Six months after the annunciation of John’s birth to Zechariah, the angel of God, Archangel Gabriel was sent to Nazareth in Galilee. There, he was sent to announce to the Virgin Mary the birth of the Son of the Most High – Jesus.
Early Christians first celebrated the feast of the annunciation of the Lord in the fifth century. Celebrating the feast day annually on March 25 (nine months before the celebration of Christmas day), the feast focuses on the Incarnation of God in becoming one of us and the willingness of humanity to partake in God’s plan of Salvation.
In His divine plan of salvation, God decided for the Second Person of the Blessed Trinity to become human. From all eternity, Mary is already in the plan of God to be the mother of Christ. This important role of Mary, being the instrument in the Incarnation of God, was fulfilled in Her humble Fiat or ‘Yes’ as she said to the Archangel Gabriel the words:
“I am the handmaid of the Lord, be it done to me according to your word.” (cf. Luke 1:38)
The Annunciation shows the considerate regard of God towards humans, by putting the salvation in fruition with the consent of a human. In welcoming the Savior as a mother, Mary welcomed God’s plan of salvation. Saint Luke the Evangelist, introduced Mary as the Virgin in the scene of the annunciation. (Luke 1:27) This, in turn, highlighted the fulfillment of Isaiah’s prophecy:

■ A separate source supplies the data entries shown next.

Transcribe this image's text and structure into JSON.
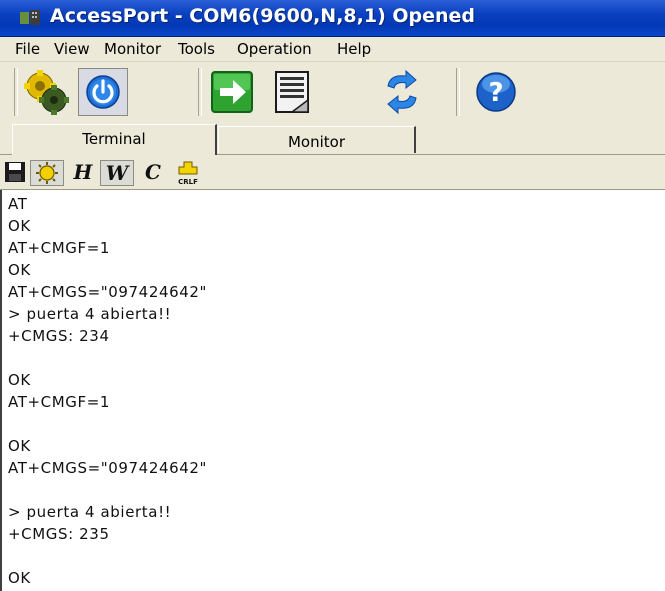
{
  "window": {
    "title": "AccessPort - COM6(9600,N,8,1) Opened"
  },
  "menu": {
    "items": [
      "File",
      "View",
      "Monitor",
      "Tools",
      "Operation",
      "Help"
    ]
  },
  "toolbar": {
    "buttons": [
      {
        "name": "settings-gears-icon"
      },
      {
        "name": "power-icon"
      },
      {
        "name": "open-port-arrow-icon"
      },
      {
        "name": "document-icon"
      },
      {
        "name": "refresh-arrows-icon"
      },
      {
        "name": "help-icon"
      }
    ]
  },
  "tabs": {
    "terminal": "Terminal",
    "monitor": "Monitor",
    "active": "Terminal"
  },
  "subtoolbar": {
    "h_label": "H",
    "w_label": "W",
    "c_label": "C",
    "crlf_label": "CRLF"
  },
  "terminal": {
    "lines": [
      "AT",
      "OK",
      "AT+CMGF=1",
      "OK",
      "AT+CMGS=\"097424642\"",
      "> puerta 4 abierta!!",
      "+CMGS: 234",
      "",
      "OK",
      "AT+CMGF=1",
      "",
      "OK",
      "AT+CMGS=\"097424642\"",
      "",
      "> puerta 4 abierta!!",
      "+CMGS: 235",
      "",
      "OK"
    ]
  },
  "colors": {
    "titlebar": "#0a3fbf",
    "chrome": "#ece9d8",
    "terminal_bg": "#ffffff"
  }
}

“Therefore the Lord himself will give you a sign: The Virgin is with child and bears a son and calls his name Immanuel.” (cf. Isaiah 7:14)
Traditions and Celebrations
The Feast of the Annunciation is also called the “Feast of the Swallows” in central Europe as these passerine birds return from their migration “on or around this day”. These birds, in turn, were called in Hungary as “God’s birds” and in Austria and Germany as “Mary’s birds”. In tradition, Europeans preserve the nests of these migratory birds.
Also observed in Central Europe, farmers traditionally put a picture that represents the Annunciation in the barrels of seed grain. The farmers then pronounce an “ancient prayer rhyme”:
O Mary, Mother, we pray to you; Your life today with fruit was blessed: Give us the happy promise, too, that our harvest will be of the best. If you protect and bless the field, A hundredfold each grain must yield.
As they implored this to Mary, farmers start sowing the grains on the following day assured of great weather ahead during summer for their crops.
In celebration of this feast in Russia, priests traditionally blessed large wafers of wheat flour called “Annunciation Bread” which would then be presented to the faithful after the mass. Wafers are then brought home and distributed to each member of the family and to the servants. Later on, the remaining crumbs of the wafer are taken out and buried in the fields as “protection against blight, hail, frost, and drought.”
Worldwide, legionaries of the Legion of Mary celebrate their Acies on days as near as possible to the feast of the Annunciation. The said ceremony considered one of the most “profound functions of the Legion” is done annually to renew and deepen legionaries’ Consecration to Mary. In the ceremony, legionaries stand one by one or by pair in front of the standard, Vexillum Legionis; in holding it, the formula is then uttered: “I am all yours my Queen and my Mother and all that I have is yours.”
Annunciation of the Lord: https://www.franciscanmedia.org/saint-of-the-day/annunciation-of-the-lord
The Feast of the Annunciation: https://www.bbc.co.uk/religion/religions/christianity/holydays/annunciation.shtml
Christian Community Bible – Catholic Pastoral Edition (Revised Edition)
The Feast of the Annunciation: https://www.ewtn.com/catholicism/library/feast-of-the-annunciation-10461
Catholic Activity: Feast of the Annunciation: Origin and Traditions: https://www.catholicculture.org/culture/liturgicalyear/activities/view.cfm?id=1057
The Purpose of the Acies: https://www.legionofmary.ie/news/article/the-purpose-of-the-acies